While in her mid-thirties, Pema traveled to the French Alps and encountered Lama Chime Rinpoche, with whom she studied for several years. She became a novice nun in 1974 while studying with Lama Chime in London. His Holiness the Sixteenth Karmapa came to England at that time, and Pema received her ordination from him.
Pema first met her root teacher, Chogyam Trungpa Rinpoche, in 1972. Lama Chime encouraged her to work with Rinpoche, and it was with him that she ultimately made her most profound connection, studying with him from 1974 until his death in 1987. At the request of the Sixteenth Karmapa, she received the full monastic ordination in the Chinese lineage of Buddhism in 1981 in Hong Kong.
Pema served as the director of Karma Dzong, in Boulder, until moving in 1984 to rural Cape Breton, Nova Scotia to be the director of Gampo Abbey. Chogyam Trungpa Rinpoche asked her to work towards the establishment of a monastery for western monks and nuns.
Pema currently teaches in the United States and Canada and plans for an increased amount of time in solitary retreat under the guidance of Venerable Dzigar Kongtrul Rinpoche.
Pema is interested in helping establish the monastic tradition in the West, as well in continuing her work with Buddhists of all traditions, sharing ideas and teachings.
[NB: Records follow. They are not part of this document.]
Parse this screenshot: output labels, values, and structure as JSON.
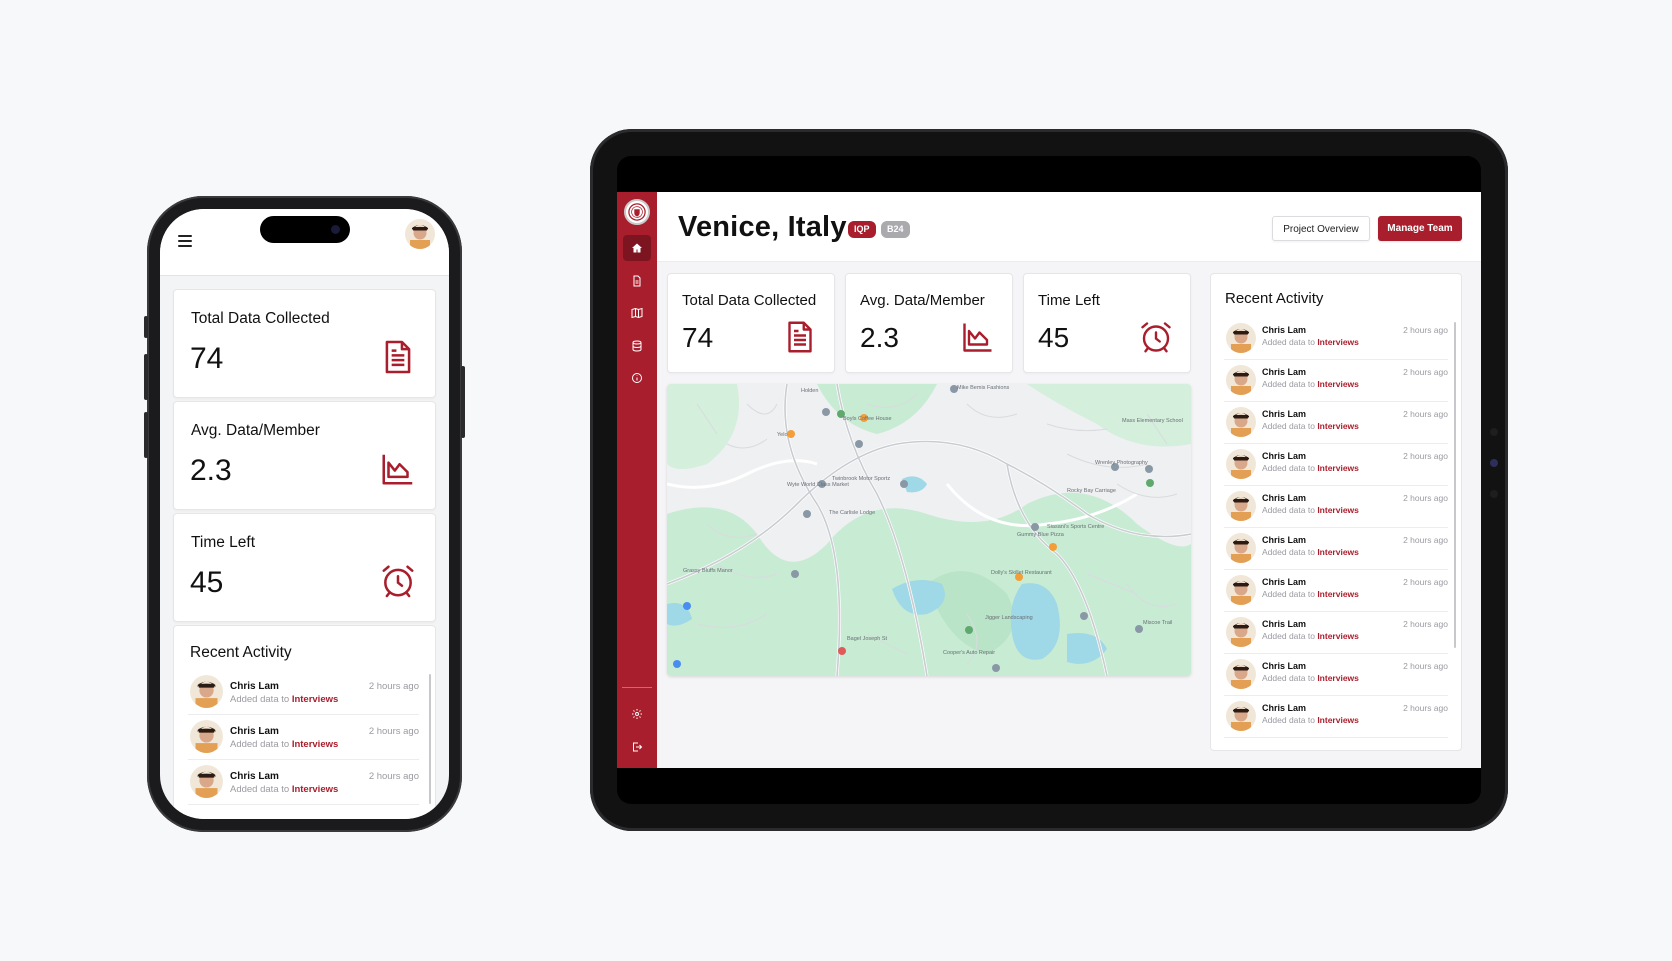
{
  "colors": {
    "brand": "#a91e2c",
    "brand_dark": "#7d1520",
    "badge_grey": "#a9a9ae",
    "map_green": "#c7ebd3",
    "map_water": "#9fd8e6"
  },
  "stats": [
    {
      "label": "Total Data Collected",
      "value": "74",
      "icon": "document-icon"
    },
    {
      "label": "Avg. Data/Member",
      "value": "2.3",
      "icon": "area-chart-icon"
    },
    {
      "label": "Time Left",
      "value": "45",
      "icon": "alarm-clock-icon"
    }
  ],
  "activity": {
    "title": "Recent Activity",
    "items": [
      {
        "name": "Chris Lam",
        "prefix": "Added data to",
        "target": "Interviews",
        "time": "2 hours ago"
      },
      {
        "name": "Chris Lam",
        "prefix": "Added data to",
        "target": "Interviews",
        "time": "2 hours ago"
      },
      {
        "name": "Chris Lam",
        "prefix": "Added data to",
        "target": "Interviews",
        "time": "2 hours ago"
      },
      {
        "name": "Chris Lam",
        "prefix": "Added data to",
        "target": "Interviews",
        "time": "2 hours ago"
      },
      {
        "name": "Chris Lam",
        "prefix": "Added data to",
        "target": "Interviews",
        "time": "2 hours ago"
      },
      {
        "name": "Chris Lam",
        "prefix": "Added data to",
        "target": "Interviews",
        "time": "2 hours ago"
      },
      {
        "name": "Chris Lam",
        "prefix": "Added data to",
        "target": "Interviews",
        "time": "2 hours ago"
      },
      {
        "name": "Chris Lam",
        "prefix": "Added data to",
        "target": "Interviews",
        "time": "2 hours ago"
      },
      {
        "name": "Chris Lam",
        "prefix": "Added data to",
        "target": "Interviews",
        "time": "2 hours ago"
      },
      {
        "name": "Chris Lam",
        "prefix": "Added data to",
        "target": "Interviews",
        "time": "2 hours ago"
      }
    ]
  },
  "tablet": {
    "title": "Venice, Italy",
    "badges": [
      "IQP",
      "B24"
    ],
    "buttons": {
      "overview": "Project Overview",
      "manage": "Manage Team"
    },
    "nav": [
      "home-icon",
      "file-icon",
      "map-icon",
      "database-icon",
      "info-icon"
    ],
    "nav_bottom": [
      "settings-icon",
      "logout-icon"
    ]
  },
  "map": {
    "labels": [
      "Holden",
      "Boyls Coffee House",
      "Yelo",
      "Wyte World Class Market",
      "Twinbrook Motor Sportz",
      "The Carlisle Lodge",
      "Mike Bemis Fashions",
      "Mass Elementary School",
      "Siasani's Sports Centre",
      "Gummy Blue Pizza",
      "Dolly's Skillet Restaurant",
      "Bagel Joseph St",
      "Cooper's Auto Repair",
      "Jigger Landscaping",
      "Miscoe Trail",
      "Wrenley Photography",
      "Rocky Bay Carriage",
      "Grassy Bluffs Manor"
    ]
  }
}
She has written several books: The Wisdom of No Escape, Start Where You Are, When Things Fall Apart, The Places that Scare You, No Time to Lose, Practicing Peace in Times of War, and most recently, Smile at Fear.
For more information, visit pemachodronfoundation.org.